“For these reasons, and for your pivotal role in bringing Maori storytelling to the forefront and enabling its international recognition as a taonga from New Zealand, the French government has decided to nominate you as a recipient of the Order of Arts and Letters.”
Frank Sanft, John Macvicar and Harold Beven received the Legion of Honour, France’s highest order of merit, as a recognition of their role during WWII.
“This medal recognizes your courage and unfaltering commitment at a time of great peril,” Ambassador Florence Jeanblanc-Risler told the veterans.
“Mr Beven, as a sailor for the British Royal Navy on the Landing Ship Tank 199, you crossed the English Channel 13 times to help with the liberation of France.
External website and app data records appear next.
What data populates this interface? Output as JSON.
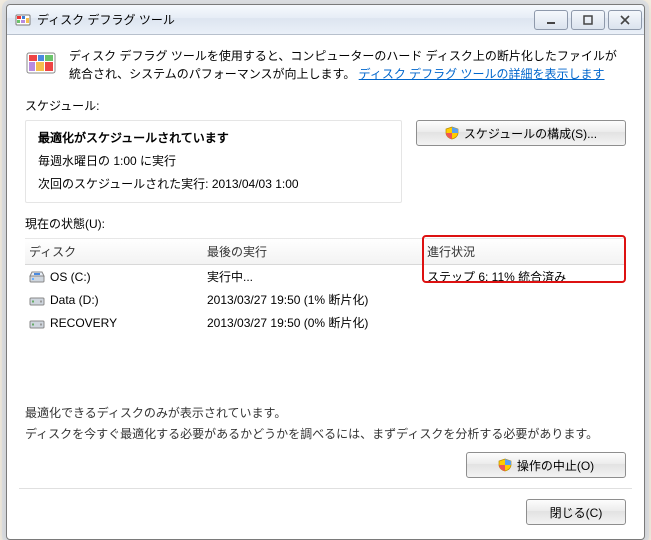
{
  "window": {
    "title": "ディスク デフラグ ツール"
  },
  "intro": {
    "text_before": "ディスク デフラグ ツールを使用すると、コンピューターのハード ディスク上の断片化したファイルが統合され、システムのパフォーマンスが向上します。",
    "link": "ディスク デフラグ ツールの詳細を表示します"
  },
  "labels": {
    "schedule": "スケジュール:",
    "status": "現在の状態(U):",
    "note1": "最適化できるディスクのみが表示されています。",
    "note2": "ディスクを今すぐ最適化する必要があるかどうかを調べるには、まずディスクを分析する必要があります。"
  },
  "schedule": {
    "heading": "最適化がスケジュールされています",
    "line1": "毎週水曜日の 1:00 に実行",
    "line2": "次回のスケジュールされた実行: 2013/04/03 1:00",
    "config_button": "スケジュールの構成(S)..."
  },
  "table": {
    "head_disk": "ディスク",
    "head_last": "最後の実行",
    "head_prog": "進行状況",
    "rows": [
      {
        "name": "OS (C:)",
        "icon": "os",
        "last": "実行中...",
        "prog": "ステップ 6: 11% 統合済み"
      },
      {
        "name": "Data (D:)",
        "icon": "hdd",
        "last": "2013/03/27 19:50 (1% 断片化)",
        "prog": ""
      },
      {
        "name": "RECOVERY",
        "icon": "hdd",
        "last": "2013/03/27 19:50 (0% 断片化)",
        "prog": ""
      }
    ]
  },
  "buttons": {
    "stop": "操作の中止(O)",
    "close": "閉じる(C)"
  }
}
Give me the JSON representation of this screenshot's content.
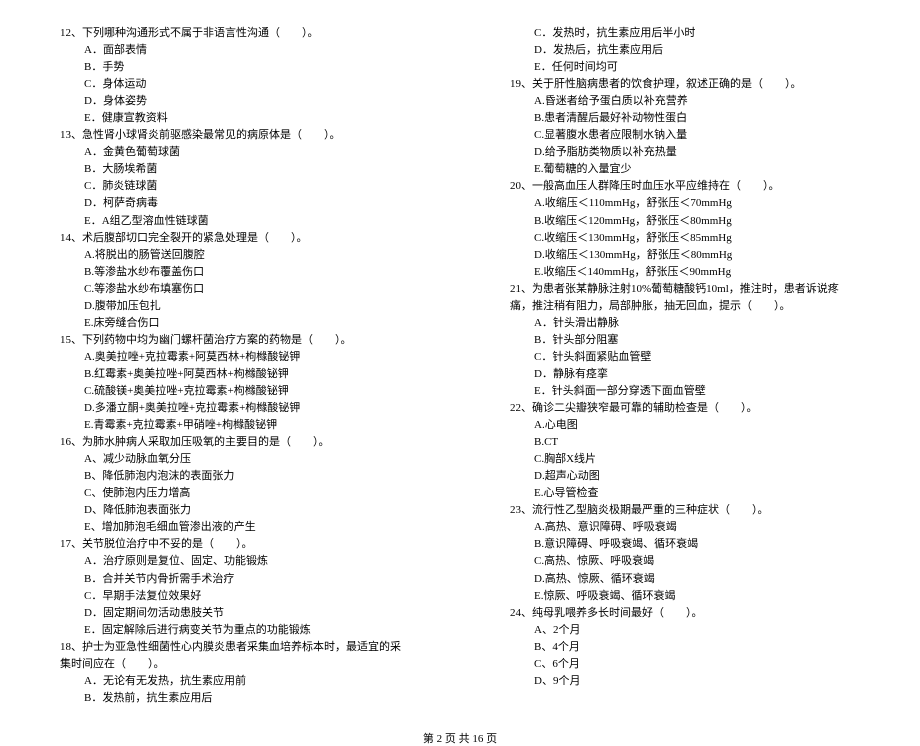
{
  "footer": "第 2 页 共 16 页",
  "left": {
    "q12": {
      "title": "12、下列哪种沟通形式不属于非语言性沟通（　　）。",
      "opts": [
        "A．面部表情",
        "B．手势",
        "C．身体运动",
        "D．身体姿势",
        "E．健康宣教资料"
      ]
    },
    "q13": {
      "title": "13、急性肾小球肾炎前驱感染最常见的病原体是（　　）。",
      "opts": [
        "A．金黄色葡萄球菌",
        "B．大肠埃希菌",
        "C．肺炎链球菌",
        "D．柯萨奇病毒",
        "E．A组乙型溶血性链球菌"
      ]
    },
    "q14": {
      "title": "14、术后腹部切口完全裂开的紧急处理是（　　）。",
      "opts": [
        "A.将脱出的肠管送回腹腔",
        "B.等渗盐水纱布覆盖伤口",
        "C.等渗盐水纱布填塞伤口",
        "D.腹带加压包扎",
        "E.床旁缝合伤口"
      ]
    },
    "q15": {
      "title": "15、下列药物中均为幽门螺杆菌治疗方案的药物是（　　）。",
      "opts": [
        "A.奥美拉唑+克拉霉素+阿莫西林+枸橼酸铋钾",
        "B.红霉素+奥美拉唑+阿莫西林+枸橼酸铋钾",
        "C.硫酸镁+奥美拉唑+克拉霉素+枸橼酸铋钾",
        "D.多潘立酮+奥美拉唑+克拉霉素+枸橼酸铋钾",
        "E.青霉素+克拉霉素+甲硝唑+枸橼酸铋钾"
      ]
    },
    "q16": {
      "title": "16、为肺水肿病人采取加压吸氧的主要目的是（　　）。",
      "opts": [
        "A、减少动脉血氧分压",
        "B、降低肺泡内泡沫的表面张力",
        "C、使肺泡内压力增高",
        "D、降低肺泡表面张力",
        "E、增加肺泡毛细血管渗出液的产生"
      ]
    },
    "q17": {
      "title": "17、关节脱位治疗中不妥的是（　　）。",
      "opts": [
        "A．治疗原则是复位、固定、功能锻炼",
        "B．合并关节内骨折需手术治疗",
        "C．早期手法复位效果好",
        "D．固定期间勿活动患肢关节",
        "E．固定解除后进行病变关节为重点的功能锻炼"
      ]
    },
    "q18": {
      "title": "18、护士为亚急性细菌性心内膜炎患者采集血培养标本时，最适宜的采集时间应在（　　）。",
      "opts": [
        "A．无论有无发热，抗生素应用前",
        "B．发热前，抗生素应用后"
      ]
    }
  },
  "right": {
    "q18c": {
      "opts": [
        "C．发热时，抗生素应用后半小时",
        "D．发热后，抗生素应用后",
        "E．任何时间均可"
      ]
    },
    "q19": {
      "title": "19、关于肝性脑病患者的饮食护理，叙述正确的是（　　）。",
      "opts": [
        "A.昏迷者给予蛋白质以补充营养",
        "B.患者清醒后最好补动物性蛋白",
        "C.显著腹水患者应限制水钠入量",
        "D.给予脂肪类物质以补充热量",
        "E.葡萄糖的入量宜少"
      ]
    },
    "q20": {
      "title": "20、一般高血压人群降压时血压水平应维持在（　　）。",
      "opts": [
        "A.收缩压＜110mmHg，舒张压＜70mmHg",
        "B.收缩压＜120mmHg，舒张压＜80mmHg",
        "C.收缩压＜130mmHg，舒张压＜85mmHg",
        "D.收缩压＜130mmHg，舒张压＜80mmHg",
        "E.收缩压＜140mmHg，舒张压＜90mmHg"
      ]
    },
    "q21": {
      "title": "21、为患者张某静脉注射10%葡萄糖酸钙10ml，推注时，患者诉说疼痛，推注稍有阻力，局部肿胀，抽无回血，提示（　　）。",
      "opts": [
        "A．针头滑出静脉",
        "B．针头部分阻塞",
        "C．针头斜面紧贴血管壁",
        "D．静脉有痉挛",
        "E．针头斜面一部分穿透下面血管壁"
      ]
    },
    "q22": {
      "title": "22、确诊二尖瓣狭窄最可靠的辅助检查是（　　）。",
      "opts": [
        "A.心电图",
        "B.CT",
        "C.胸部X线片",
        "D.超声心动图",
        "E.心导管检查"
      ]
    },
    "q23": {
      "title": "23、流行性乙型脑炎极期最严重的三种症状（　　）。",
      "opts": [
        "A.高热、意识障碍、呼吸衰竭",
        "B.意识障碍、呼吸衰竭、循环衰竭",
        "C.高热、惊厥、呼吸衰竭",
        "D.高热、惊厥、循环衰竭",
        "E.惊厥、呼吸衰竭、循环衰竭"
      ]
    },
    "q24": {
      "title": "24、纯母乳喂养多长时间最好（　　）。",
      "opts": [
        "A、2个月",
        "B、4个月",
        "C、6个月",
        "D、9个月"
      ]
    }
  }
}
Mr Macvicar, you served on the HMS Scylla, the flagship for the D-Day landing.Mr Sanft, as a crew member of the HMS Holdfast, you were involved in covering the beachheads of Normandy and the landing at Urville-Nacqueville during the D-Day landing".
"For your bravery and your outstanding accomplishments during the Second World War, the French Republic is proud to honour you with its most distinguished recognition.”
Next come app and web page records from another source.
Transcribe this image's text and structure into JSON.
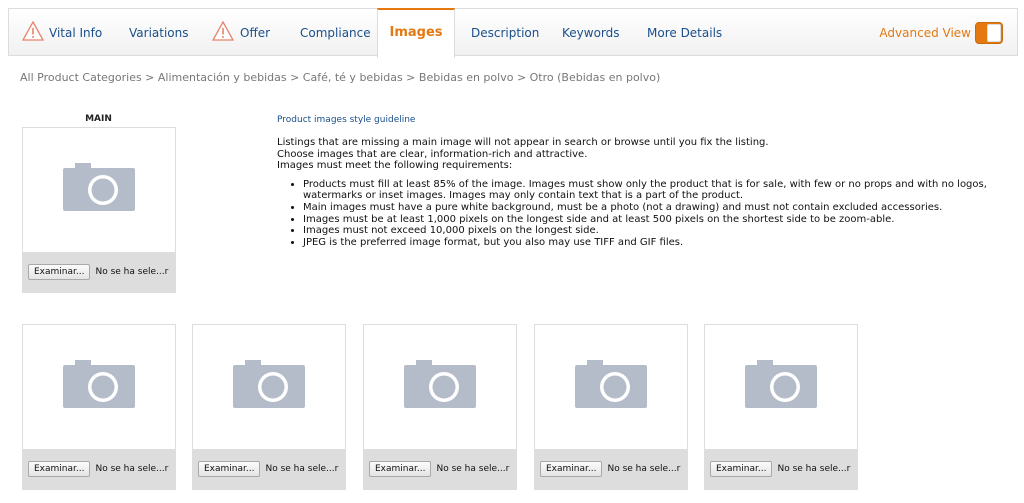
{
  "tabs": [
    {
      "label": "Vital Info",
      "warning": true,
      "active": false
    },
    {
      "label": "Variations",
      "warning": false,
      "active": false
    },
    {
      "label": "Offer",
      "warning": true,
      "active": false
    },
    {
      "label": "Compliance",
      "warning": false,
      "active": false
    },
    {
      "label": "Images",
      "warning": false,
      "active": true
    },
    {
      "label": "Description",
      "warning": false,
      "active": false
    },
    {
      "label": "Keywords",
      "warning": false,
      "active": false
    },
    {
      "label": "More Details",
      "warning": false,
      "active": false
    }
  ],
  "advanced_view": {
    "label": "Advanced View",
    "enabled": true
  },
  "breadcrumb": "All Product Categories > Alimentación y bebidas > Café, té y bebidas > Bebidas en polvo > Otro (Bebidas en polvo)",
  "main_image": {
    "title": "MAIN"
  },
  "file_input": {
    "button": "Examinar...",
    "status": "No se ha sele...r"
  },
  "guideline": {
    "link": "Product images style guideline",
    "intro": [
      "Listings that are missing a main image will not appear in search or browse until you fix the listing.",
      "Choose images that are clear, information-rich and attractive.",
      "Images must meet the following requirements:"
    ],
    "requirements": [
      "Products must fill at least 85% of the image. Images must show only the product that is for sale, with few or no props and with no logos, watermarks or inset images. Images may only contain text that is a part of the product.",
      "Main images must have a pure white background, must be a photo (not a drawing) and must not contain excluded accessories.",
      "Images must be at least 1,000 pixels on the longest side and at least 500 pixels on the shortest side to be zoom-able.",
      "Images must not exceed 10,000 pixels on the longest side.",
      "JPEG is the preferred image format, but you also may use TIFF and GIF files."
    ]
  },
  "colors": {
    "accent": "#e47911",
    "link": "#1a4f8b",
    "camera": "#b5bcc9"
  }
}
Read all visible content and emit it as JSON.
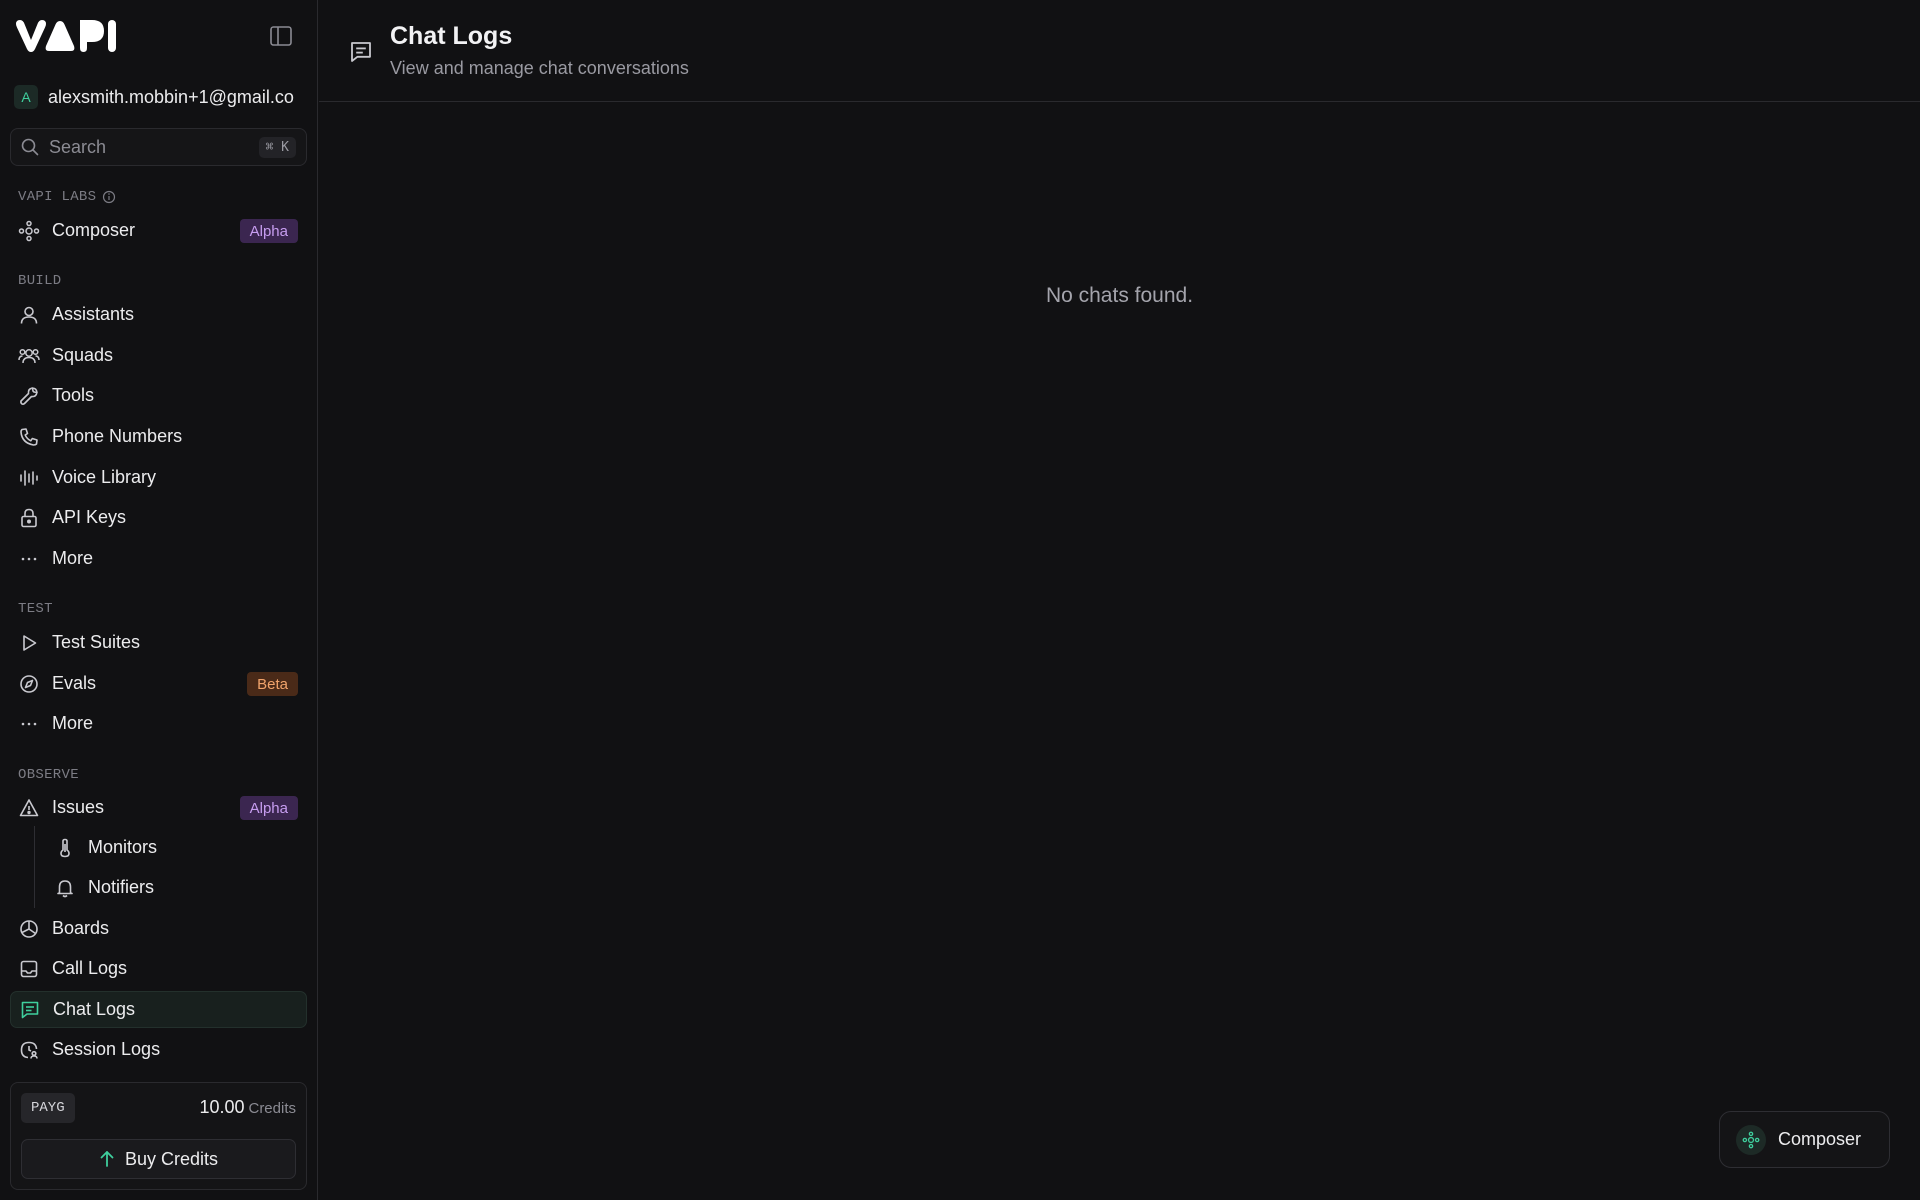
{
  "brand": {
    "logo_text": "VAPI"
  },
  "account": {
    "initial": "A",
    "email": "alexsmith.mobbin+1@gmail.co"
  },
  "search": {
    "placeholder": "Search",
    "shortcut": "⌘ K"
  },
  "sidebar": {
    "sections": {
      "labs": "VAPI LABS",
      "build": "BUILD",
      "test": "TEST",
      "observe": "OBSERVE"
    },
    "labs_items": [
      {
        "label": "Composer",
        "icon": "composer-icon",
        "badge": "Alpha"
      }
    ],
    "build_items": [
      {
        "label": "Assistants",
        "icon": "user-icon"
      },
      {
        "label": "Squads",
        "icon": "users-icon"
      },
      {
        "label": "Tools",
        "icon": "wrench-icon"
      },
      {
        "label": "Phone Numbers",
        "icon": "phone-icon"
      },
      {
        "label": "Voice Library",
        "icon": "audio-wave-icon"
      },
      {
        "label": "API Keys",
        "icon": "lock-icon"
      },
      {
        "label": "More",
        "icon": "ellipsis-icon"
      }
    ],
    "test_items": [
      {
        "label": "Test Suites",
        "icon": "play-icon"
      },
      {
        "label": "Evals",
        "icon": "compass-icon",
        "badge": "Beta"
      },
      {
        "label": "More",
        "icon": "ellipsis-icon"
      }
    ],
    "observe_items": [
      {
        "label": "Issues",
        "icon": "warning-icon",
        "badge": "Alpha"
      },
      {
        "label": "Monitors",
        "icon": "thermometer-icon"
      },
      {
        "label": "Notifiers",
        "icon": "bell-icon"
      },
      {
        "label": "Boards",
        "icon": "pie-chart-icon"
      },
      {
        "label": "Call Logs",
        "icon": "inbox-icon"
      },
      {
        "label": "Chat Logs",
        "icon": "message-square-icon",
        "active": true
      },
      {
        "label": "Session Logs",
        "icon": "clock-user-icon"
      }
    ]
  },
  "credits": {
    "plan": "PAYG",
    "amount": "10.00",
    "unit": "Credits",
    "buy_label": "Buy Credits"
  },
  "page": {
    "title": "Chat Logs",
    "subtitle": "View and manage chat conversations",
    "empty_message": "No chats found."
  },
  "fab": {
    "label": "Composer"
  },
  "colors": {
    "background": "#111113",
    "accent": "#3fcf9d",
    "alpha_badge": "#c79df0",
    "beta_badge": "#f0a36b"
  }
}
About the Order of Arts and Letters
The Ordre des Arts et des Lettres is a distinction of France, established on 2 May 1957 by the Ministry of Culture. It recognizes significant contributions to the development of arts, music and literature. Its origin is attributed to the Order of Saint-Michel, which dates back to the 15th century.
The honour, primarily conferred on French nationals, is also awarded each year to a group of international personalities who have contributed significantly to French culture or whose accomplishments have received international recognition. In New Zealand, writer Dame Fiona Kidman, filmmaker Sir Peter Jackson and visual artist Fiona Pardington have been among the past recipients.
About the Legion of Honour
The Légion d’honneur was founded by Napoleon Bonaparte in 1802 to reward both military and civilian distinguished services to the nation. In 2014, on the occasion of the 70th anniversary of the battle of Normandy, the former French President François Hollande launched a campaign to consider for this award the veterans and civilians who facilitated the liberation of France and her people.
About the 14th of July: Bastille Day
One of the revolutionary days in Paris, it is since 1880 France’s national day. The 14th of July ("Bastille Day") is celebrated with a mixture of solemn military parades as well as celebrations and fireworks. The storming of the Bastille on July 14, 1789 has been commemorated in France for more than a century.
Source: France Diplomatie